→ **What you have to do**:
Leave every picture out and return the rest of the listing verbatim.

→ **Information supplied**:

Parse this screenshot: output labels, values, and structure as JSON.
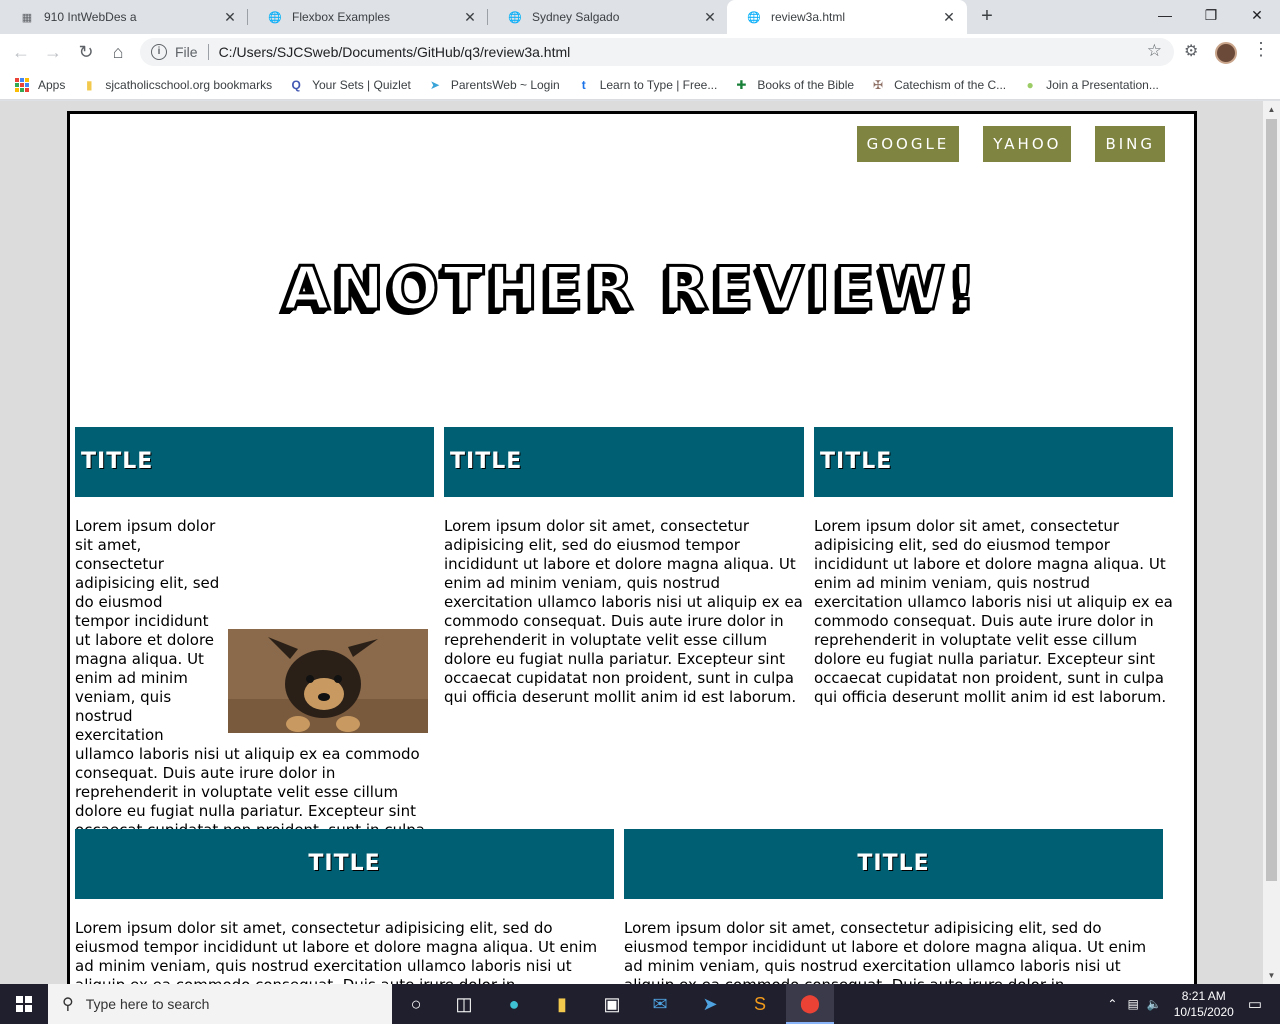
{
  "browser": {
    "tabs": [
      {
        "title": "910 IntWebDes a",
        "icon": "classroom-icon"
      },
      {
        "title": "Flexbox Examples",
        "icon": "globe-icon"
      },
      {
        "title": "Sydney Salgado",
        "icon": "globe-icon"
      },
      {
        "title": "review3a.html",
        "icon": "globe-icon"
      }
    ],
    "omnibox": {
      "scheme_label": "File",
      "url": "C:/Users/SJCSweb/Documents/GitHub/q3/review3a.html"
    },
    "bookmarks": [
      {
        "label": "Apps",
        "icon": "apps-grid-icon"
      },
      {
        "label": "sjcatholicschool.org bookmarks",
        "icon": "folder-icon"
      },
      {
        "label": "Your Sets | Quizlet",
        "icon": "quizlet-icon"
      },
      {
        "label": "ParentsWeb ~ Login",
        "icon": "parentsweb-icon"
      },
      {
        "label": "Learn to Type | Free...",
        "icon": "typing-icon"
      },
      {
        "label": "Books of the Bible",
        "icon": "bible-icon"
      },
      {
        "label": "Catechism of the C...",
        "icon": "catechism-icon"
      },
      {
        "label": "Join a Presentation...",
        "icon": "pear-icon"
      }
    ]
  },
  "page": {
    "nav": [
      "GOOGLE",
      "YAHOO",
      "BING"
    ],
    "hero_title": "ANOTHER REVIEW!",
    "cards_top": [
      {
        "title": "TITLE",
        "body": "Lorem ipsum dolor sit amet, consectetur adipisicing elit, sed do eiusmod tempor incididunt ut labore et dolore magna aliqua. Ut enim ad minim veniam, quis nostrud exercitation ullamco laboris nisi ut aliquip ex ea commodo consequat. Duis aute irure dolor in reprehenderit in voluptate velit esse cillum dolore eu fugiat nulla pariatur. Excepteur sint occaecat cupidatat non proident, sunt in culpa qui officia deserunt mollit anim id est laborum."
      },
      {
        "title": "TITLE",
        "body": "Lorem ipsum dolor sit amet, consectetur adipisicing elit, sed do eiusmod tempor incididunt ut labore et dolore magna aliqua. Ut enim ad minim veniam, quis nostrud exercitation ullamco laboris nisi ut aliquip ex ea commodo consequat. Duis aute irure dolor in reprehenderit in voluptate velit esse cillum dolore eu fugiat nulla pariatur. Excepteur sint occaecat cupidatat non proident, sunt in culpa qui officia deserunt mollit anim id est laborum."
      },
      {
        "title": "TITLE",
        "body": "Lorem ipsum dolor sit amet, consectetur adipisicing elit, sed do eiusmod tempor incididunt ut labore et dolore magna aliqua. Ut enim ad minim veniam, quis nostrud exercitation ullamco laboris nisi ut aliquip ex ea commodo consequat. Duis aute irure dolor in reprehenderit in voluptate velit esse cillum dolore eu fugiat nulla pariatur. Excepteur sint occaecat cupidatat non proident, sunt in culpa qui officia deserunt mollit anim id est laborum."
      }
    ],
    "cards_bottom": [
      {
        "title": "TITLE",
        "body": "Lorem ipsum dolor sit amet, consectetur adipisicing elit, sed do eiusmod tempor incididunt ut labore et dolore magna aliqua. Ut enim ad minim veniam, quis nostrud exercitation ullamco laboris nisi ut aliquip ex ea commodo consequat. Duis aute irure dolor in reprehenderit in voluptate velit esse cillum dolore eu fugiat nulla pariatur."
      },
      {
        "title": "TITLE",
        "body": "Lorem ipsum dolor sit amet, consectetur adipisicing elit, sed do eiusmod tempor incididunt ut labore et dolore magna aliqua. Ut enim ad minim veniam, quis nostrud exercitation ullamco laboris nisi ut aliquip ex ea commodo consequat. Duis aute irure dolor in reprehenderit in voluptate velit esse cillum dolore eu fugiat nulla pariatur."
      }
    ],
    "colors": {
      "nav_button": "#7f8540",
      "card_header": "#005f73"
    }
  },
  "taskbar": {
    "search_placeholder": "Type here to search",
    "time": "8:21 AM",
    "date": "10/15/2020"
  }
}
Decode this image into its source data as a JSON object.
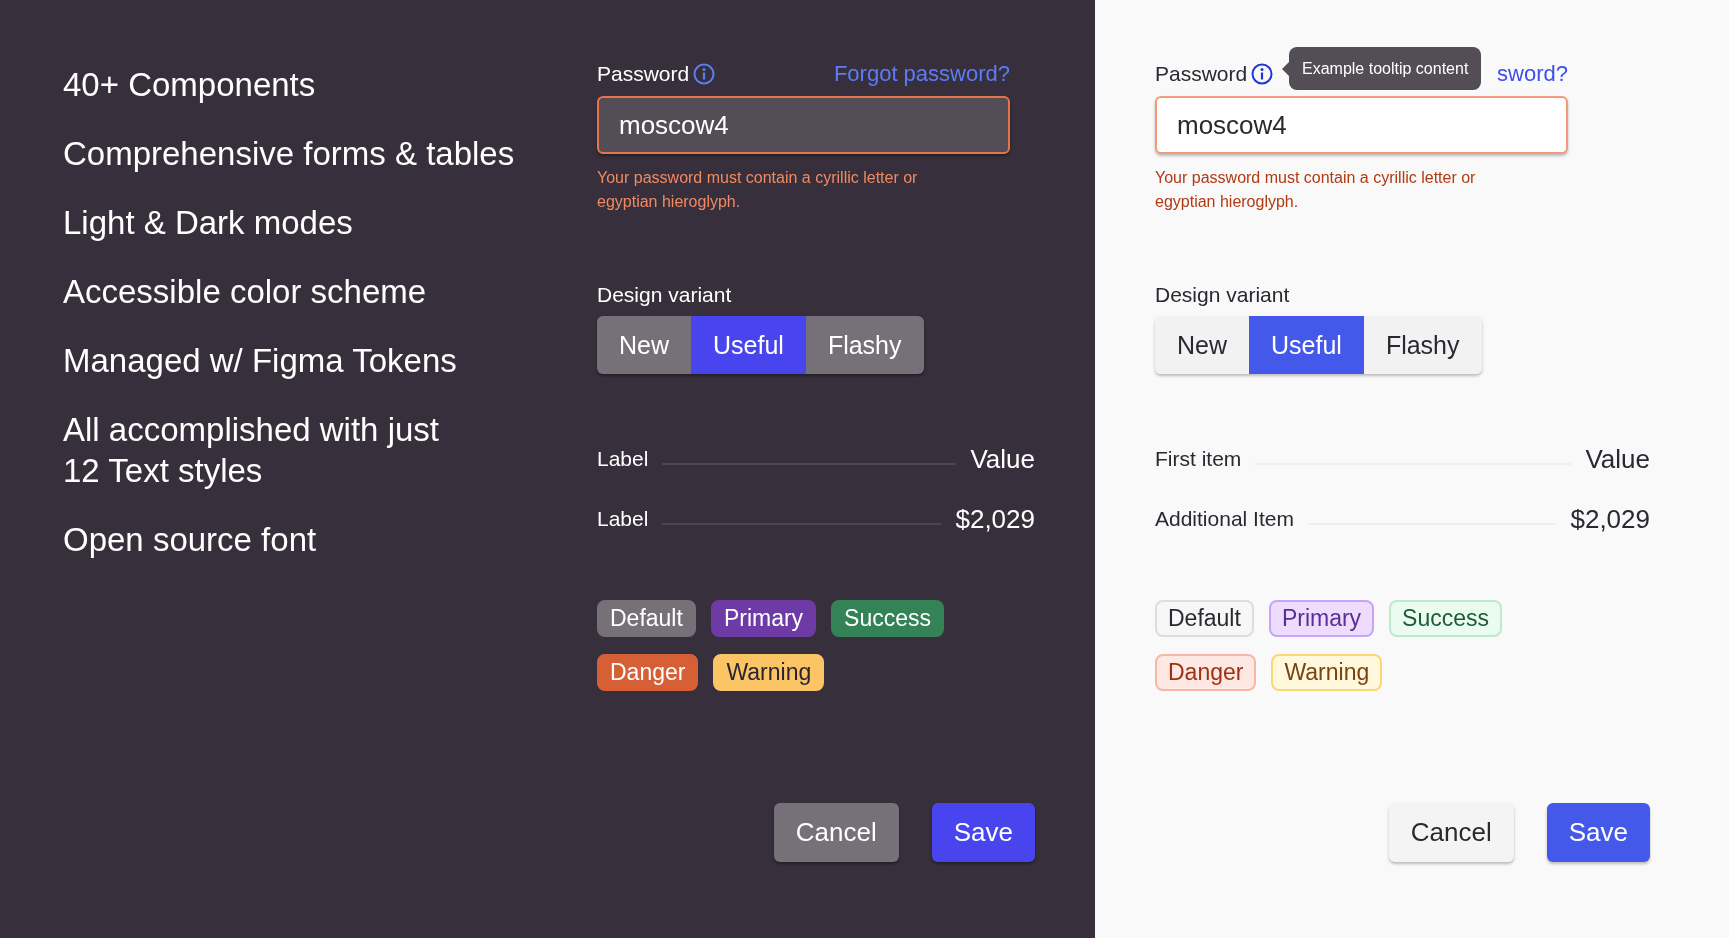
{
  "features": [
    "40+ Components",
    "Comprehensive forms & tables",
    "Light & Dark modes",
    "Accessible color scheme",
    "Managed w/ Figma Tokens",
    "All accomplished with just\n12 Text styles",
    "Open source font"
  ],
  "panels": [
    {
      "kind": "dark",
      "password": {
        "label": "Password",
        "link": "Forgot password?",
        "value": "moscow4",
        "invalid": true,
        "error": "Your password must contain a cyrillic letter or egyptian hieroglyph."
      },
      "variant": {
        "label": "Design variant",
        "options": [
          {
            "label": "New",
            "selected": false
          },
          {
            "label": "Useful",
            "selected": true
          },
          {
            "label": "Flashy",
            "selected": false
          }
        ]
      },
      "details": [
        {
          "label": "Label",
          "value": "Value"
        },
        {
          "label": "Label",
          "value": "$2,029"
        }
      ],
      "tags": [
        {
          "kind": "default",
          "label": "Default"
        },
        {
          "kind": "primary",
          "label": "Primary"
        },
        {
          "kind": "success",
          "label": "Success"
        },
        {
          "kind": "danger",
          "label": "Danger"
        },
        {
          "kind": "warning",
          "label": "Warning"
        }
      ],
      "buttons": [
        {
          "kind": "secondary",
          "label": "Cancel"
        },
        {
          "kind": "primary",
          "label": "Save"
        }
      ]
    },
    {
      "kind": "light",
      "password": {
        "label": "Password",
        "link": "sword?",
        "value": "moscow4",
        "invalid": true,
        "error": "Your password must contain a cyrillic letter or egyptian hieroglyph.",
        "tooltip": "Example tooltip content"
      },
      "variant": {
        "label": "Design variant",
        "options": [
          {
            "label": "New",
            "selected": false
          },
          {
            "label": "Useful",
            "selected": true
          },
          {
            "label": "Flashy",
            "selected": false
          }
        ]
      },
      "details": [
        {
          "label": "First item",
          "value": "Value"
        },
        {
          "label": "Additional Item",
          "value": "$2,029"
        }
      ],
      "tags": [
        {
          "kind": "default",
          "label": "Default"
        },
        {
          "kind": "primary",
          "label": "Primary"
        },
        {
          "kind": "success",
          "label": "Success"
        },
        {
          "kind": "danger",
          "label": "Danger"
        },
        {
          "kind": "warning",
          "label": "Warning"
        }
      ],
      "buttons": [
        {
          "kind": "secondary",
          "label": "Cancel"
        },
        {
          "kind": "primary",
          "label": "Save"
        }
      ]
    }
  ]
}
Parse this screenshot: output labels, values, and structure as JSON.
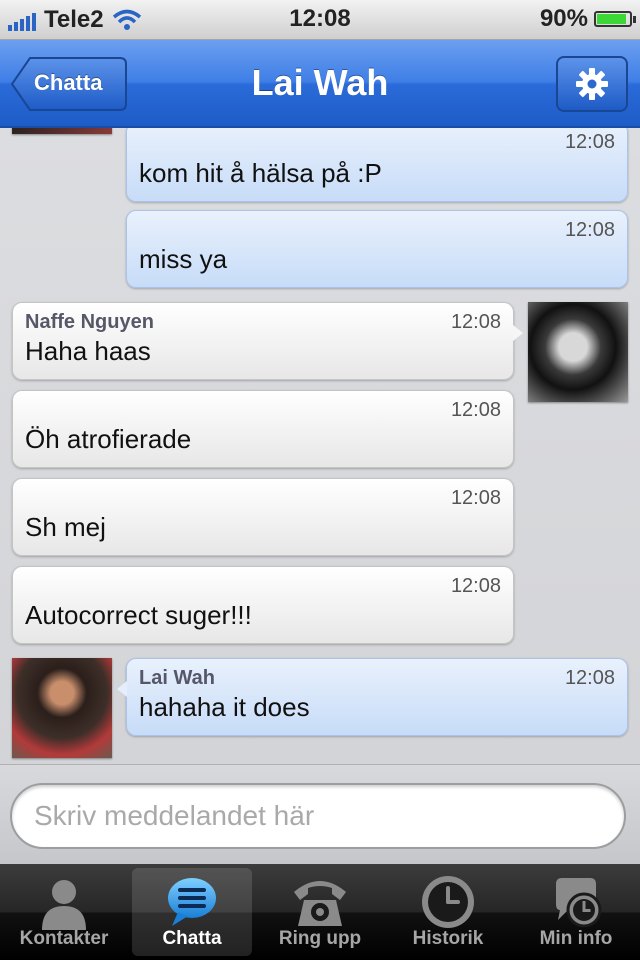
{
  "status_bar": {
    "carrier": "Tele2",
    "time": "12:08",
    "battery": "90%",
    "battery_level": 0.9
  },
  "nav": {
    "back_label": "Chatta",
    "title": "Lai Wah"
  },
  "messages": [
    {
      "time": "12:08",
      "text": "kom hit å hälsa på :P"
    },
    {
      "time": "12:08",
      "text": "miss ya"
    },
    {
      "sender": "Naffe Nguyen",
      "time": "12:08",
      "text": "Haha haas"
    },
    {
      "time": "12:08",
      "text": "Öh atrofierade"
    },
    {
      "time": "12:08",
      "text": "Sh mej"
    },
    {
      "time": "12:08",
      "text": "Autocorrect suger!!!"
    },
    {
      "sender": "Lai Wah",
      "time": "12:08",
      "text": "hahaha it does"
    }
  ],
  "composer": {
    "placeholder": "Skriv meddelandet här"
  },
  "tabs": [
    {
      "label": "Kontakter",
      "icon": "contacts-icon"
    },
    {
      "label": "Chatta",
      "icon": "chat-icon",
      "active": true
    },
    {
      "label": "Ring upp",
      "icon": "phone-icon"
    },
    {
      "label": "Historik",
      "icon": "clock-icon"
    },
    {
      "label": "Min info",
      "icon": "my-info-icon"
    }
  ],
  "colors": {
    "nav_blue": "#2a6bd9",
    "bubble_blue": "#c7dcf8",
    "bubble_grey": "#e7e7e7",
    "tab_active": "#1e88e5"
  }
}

→ **Result**:
Parse this screenshot: output labels, values, and structure as JSON.
{
  "browser": {
    "tabs": [
      {
        "title": "910 IntWebDes a",
        "icon": "classroom-icon"
      },
      {
        "title": "Flexbox Examples",
        "icon": "globe-icon"
      },
      {
        "title": "Sydney Salgado",
        "icon": "globe-icon"
      },
      {
        "title": "review3a.html",
        "icon": "globe-icon"
      }
    ],
    "omnibox": {
      "scheme_label": "File",
      "url": "C:/Users/SJCSweb/Documents/GitHub/q3/review3a.html"
    },
    "bookmarks": [
      {
        "label": "Apps",
        "icon": "apps-grid-icon"
      },
      {
        "label": "sjcatholicschool.org bookmarks",
        "icon": "folder-icon"
      },
      {
        "label": "Your Sets | Quizlet",
        "icon": "quizlet-icon"
      },
      {
        "label": "ParentsWeb ~ Login",
        "icon": "parentsweb-icon"
      },
      {
        "label": "Learn to Type | Free...",
        "icon": "typing-icon"
      },
      {
        "label": "Books of the Bible",
        "icon": "bible-icon"
      },
      {
        "label": "Catechism of the C...",
        "icon": "catechism-icon"
      },
      {
        "label": "Join a Presentation...",
        "icon": "pear-icon"
      }
    ]
  },
  "page": {
    "nav": [
      "GOOGLE",
      "YAHOO",
      "BING"
    ],
    "hero_title": "ANOTHER REVIEW!",
    "cards_top": [
      {
        "title": "TITLE",
        "body": "Lorem ipsum dolor sit amet, consectetur adipisicing elit, sed do eiusmod tempor incididunt ut labore et dolore magna aliqua. Ut enim ad minim veniam, quis nostrud exercitation ullamco laboris nisi ut aliquip ex ea commodo consequat. Duis aute irure dolor in reprehenderit in voluptate velit esse cillum dolore eu fugiat nulla pariatur. Excepteur sint occaecat cupidatat non proident, sunt in culpa qui officia deserunt mollit anim id est laborum."
      },
      {
        "title": "TITLE",
        "body": "Lorem ipsum dolor sit amet, consectetur adipisicing elit, sed do eiusmod tempor incididunt ut labore et dolore magna aliqua. Ut enim ad minim veniam, quis nostrud exercitation ullamco laboris nisi ut aliquip ex ea commodo consequat. Duis aute irure dolor in reprehenderit in voluptate velit esse cillum dolore eu fugiat nulla pariatur. Excepteur sint occaecat cupidatat non proident, sunt in culpa qui officia deserunt mollit anim id est laborum."
      },
      {
        "title": "TITLE",
        "body": "Lorem ipsum dolor sit amet, consectetur adipisicing elit, sed do eiusmod tempor incididunt ut labore et dolore magna aliqua. Ut enim ad minim veniam, quis nostrud exercitation ullamco laboris nisi ut aliquip ex ea commodo consequat. Duis aute irure dolor in reprehenderit in voluptate velit esse cillum dolore eu fugiat nulla pariatur. Excepteur sint occaecat cupidatat non proident, sunt in culpa qui officia deserunt mollit anim id est laborum."
      }
    ],
    "cards_bottom": [
      {
        "title": "TITLE",
        "body": "Lorem ipsum dolor sit amet, consectetur adipisicing elit, sed do eiusmod tempor incididunt ut labore et dolore magna aliqua. Ut enim ad minim veniam, quis nostrud exercitation ullamco laboris nisi ut aliquip ex ea commodo consequat. Duis aute irure dolor in reprehenderit in voluptate velit esse cillum dolore eu fugiat nulla pariatur."
      },
      {
        "title": "TITLE",
        "body": "Lorem ipsum dolor sit amet, consectetur adipisicing elit, sed do eiusmod tempor incididunt ut labore et dolore magna aliqua. Ut enim ad minim veniam, quis nostrud exercitation ullamco laboris nisi ut aliquip ex ea commodo consequat. Duis aute irure dolor in reprehenderit in voluptate velit esse cillum dolore eu fugiat nulla pariatur."
      }
    ],
    "colors": {
      "nav_button": "#7f8540",
      "card_header": "#005f73"
    }
  },
  "taskbar": {
    "search_placeholder": "Type here to search",
    "time": "8:21 AM",
    "date": "10/15/2020"
  }
}
Decode this image into its source data as a JSON object.
{
  "features": [
    "40+ Components",
    "Comprehensive forms & tables",
    "Light & Dark modes",
    "Accessible color scheme",
    "Managed w/ Figma Tokens",
    "All accomplished with just\n12 Text styles",
    "Open source font"
  ],
  "panels": [
    {
      "kind": "dark",
      "password": {
        "label": "Password",
        "link": "Forgot password?",
        "value": "moscow4",
        "invalid": true,
        "error": "Your password must contain a cyrillic letter or egyptian hieroglyph."
      },
      "variant": {
        "label": "Design variant",
        "options": [
          {
            "label": "New",
            "selected": false
          },
          {
            "label": "Useful",
            "selected": true
          },
          {
            "label": "Flashy",
            "selected": false
          }
        ]
      },
      "details": [
        {
          "label": "Label",
          "value": "Value"
        },
        {
          "label": "Label",
          "value": "$2,029"
        }
      ],
      "tags": [
        {
          "kind": "default",
          "label": "Default"
        },
        {
          "kind": "primary",
          "label": "Primary"
        },
        {
          "kind": "success",
          "label": "Success"
        },
        {
          "kind": "danger",
          "label": "Danger"
        },
        {
          "kind": "warning",
          "label": "Warning"
        }
      ],
      "buttons": [
        {
          "kind": "secondary",
          "label": "Cancel"
        },
        {
          "kind": "primary",
          "label": "Save"
        }
      ]
    },
    {
      "kind": "light",
      "password": {
        "label": "Password",
        "link": "sword?",
        "value": "moscow4",
        "invalid": true,
        "error": "Your password must contain a cyrillic letter or egyptian hieroglyph.",
        "tooltip": "Example tooltip content"
      },
      "variant": {
        "label": "Design variant",
        "options": [
          {
            "label": "New",
            "selected": false
          },
          {
            "label": "Useful",
            "selected": true
          },
          {
            "label": "Flashy",
            "selected": false
          }
        ]
      },
      "details": [
        {
          "label": "First item",
          "value": "Value"
        },
        {
          "label": "Additional Item",
          "value": "$2,029"
        }
      ],
      "tags": [
        {
          "kind": "default",
          "label": "Default"
        },
        {
          "kind": "primary",
          "label": "Primary"
        },
        {
          "kind": "success",
          "label": "Success"
        },
        {
          "kind": "danger",
          "label": "Danger"
        },
        {
          "kind": "warning",
          "label": "Warning"
        }
      ],
      "buttons": [
        {
          "kind": "secondary",
          "label": "Cancel"
        },
        {
          "kind": "primary",
          "label": "Save"
        }
      ]
    }
  ]
}
Parse this screenshot: output labels, values, and structure as JSON.
{
  "status_bar": {
    "carrier": "Tele2",
    "time": "12:08",
    "battery": "90%",
    "battery_level": 0.9
  },
  "nav": {
    "back_label": "Chatta",
    "title": "Lai Wah"
  },
  "messages": [
    {
      "time": "12:08",
      "text": "kom hit å hälsa på :P"
    },
    {
      "time": "12:08",
      "text": "miss ya"
    },
    {
      "sender": "Naffe Nguyen",
      "time": "12:08",
      "text": "Haha haas"
    },
    {
      "time": "12:08",
      "text": "Öh atrofierade"
    },
    {
      "time": "12:08",
      "text": "Sh mej"
    },
    {
      "time": "12:08",
      "text": "Autocorrect suger!!!"
    },
    {
      "sender": "Lai Wah",
      "time": "12:08",
      "text": "hahaha it does"
    }
  ],
  "composer": {
    "placeholder": "Skriv meddelandet här"
  },
  "tabs": [
    {
      "label": "Kontakter",
      "icon": "contacts-icon"
    },
    {
      "label": "Chatta",
      "icon": "chat-icon",
      "active": true
    },
    {
      "label": "Ring upp",
      "icon": "phone-icon"
    },
    {
      "label": "Historik",
      "icon": "clock-icon"
    },
    {
      "label": "Min info",
      "icon": "my-info-icon"
    }
  ],
  "colors": {
    "nav_blue": "#2a6bd9",
    "bubble_blue": "#c7dcf8",
    "bubble_grey": "#e7e7e7",
    "tab_active": "#1e88e5"
  }
}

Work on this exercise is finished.